FLAMES: SGI Must Represent the Student Body

FLAMES: SGI Must Represent the Student Body

This week, Students of Consciousness told the Torch they believe student government leaders need to be more in touch with students’ needs in order to represent them better. We couldn’t agree more.

SGI is one of the most important organizations on campus; they are charged with representing students, planning events and keeping their fingers on the pulse of what’s going on at the University. While they certainly do a great job with event planning, we believe there’s work to be done in terms of representation.

Of all groups on campus, SGI should be the one working with students to help facilitate change; they may be trying, but if students are at the point of walking into Newman Hall to force a meeting with administration, then frankly, SGI is not doing enough.

SGI only has as much power as the University will allow them, obviously. But at the same time, there is clearly more they can be doing in terms of advocacy. And to their credit, they are trying new initiatives.

The new community dialogue instituted at the start of floor meetings is a good example of this. SGI President Frank Obermeyer told the Torch this week that this new addition to floor meetings shows that the group is willing to evolve. However, it can’t stop there.

It’s easy to hear students out; taking action is the tough part.

SGI has more access to administrators than any other student organization on campus. If a high number of students are advocating for something that directly affects campus culture, SGI should prioritize facilitating conversations with the powers that be.

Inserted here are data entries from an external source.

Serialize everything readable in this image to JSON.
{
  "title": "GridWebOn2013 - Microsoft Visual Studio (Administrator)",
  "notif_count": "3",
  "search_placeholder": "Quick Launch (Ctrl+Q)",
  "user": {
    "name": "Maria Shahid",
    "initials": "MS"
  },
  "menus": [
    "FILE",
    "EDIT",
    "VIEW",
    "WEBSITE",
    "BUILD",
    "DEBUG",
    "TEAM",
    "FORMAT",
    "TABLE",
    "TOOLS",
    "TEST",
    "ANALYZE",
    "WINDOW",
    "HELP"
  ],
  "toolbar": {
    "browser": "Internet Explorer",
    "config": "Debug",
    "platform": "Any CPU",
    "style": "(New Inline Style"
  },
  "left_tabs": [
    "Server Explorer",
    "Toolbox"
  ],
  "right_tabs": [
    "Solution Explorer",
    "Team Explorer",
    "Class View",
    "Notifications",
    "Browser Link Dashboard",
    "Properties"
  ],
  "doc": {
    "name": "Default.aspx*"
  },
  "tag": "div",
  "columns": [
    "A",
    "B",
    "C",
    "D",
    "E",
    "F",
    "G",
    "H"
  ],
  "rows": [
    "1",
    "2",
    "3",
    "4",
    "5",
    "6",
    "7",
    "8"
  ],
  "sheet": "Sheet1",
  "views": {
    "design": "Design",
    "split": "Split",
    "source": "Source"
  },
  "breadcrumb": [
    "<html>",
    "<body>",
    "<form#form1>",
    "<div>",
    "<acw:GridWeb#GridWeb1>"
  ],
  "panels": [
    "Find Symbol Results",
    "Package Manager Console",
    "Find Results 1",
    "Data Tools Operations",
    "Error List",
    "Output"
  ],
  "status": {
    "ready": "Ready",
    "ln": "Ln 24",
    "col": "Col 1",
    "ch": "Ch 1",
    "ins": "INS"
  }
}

They don’t have to agree with the cause, but their job is to represent the student body. And they need to push hard for change.

And if they are already trying to do this, then they need to make that more clear to the entire student body. For example, the university’s Chief Diversity Officer Nada Llewellyn told us this week about initiatives she’s working on in collaboration with SGI. If this is news to us, then surely it’s news to the student body. That shouldn’t be the case.

SGI executive board members get paid a stipend for their position, and part of that responsibility is advocacy and representation. If they aren’t actively advocating for students, that’s the equivalent of not showing up for your job.

Clearly this isn’t all on SGI. Students need to be more engaged and administrators need to listen. But SGI plays the ever-important role of the conduit.

And in order for this setup to work, students need to know that their representatives are aware of their concerns.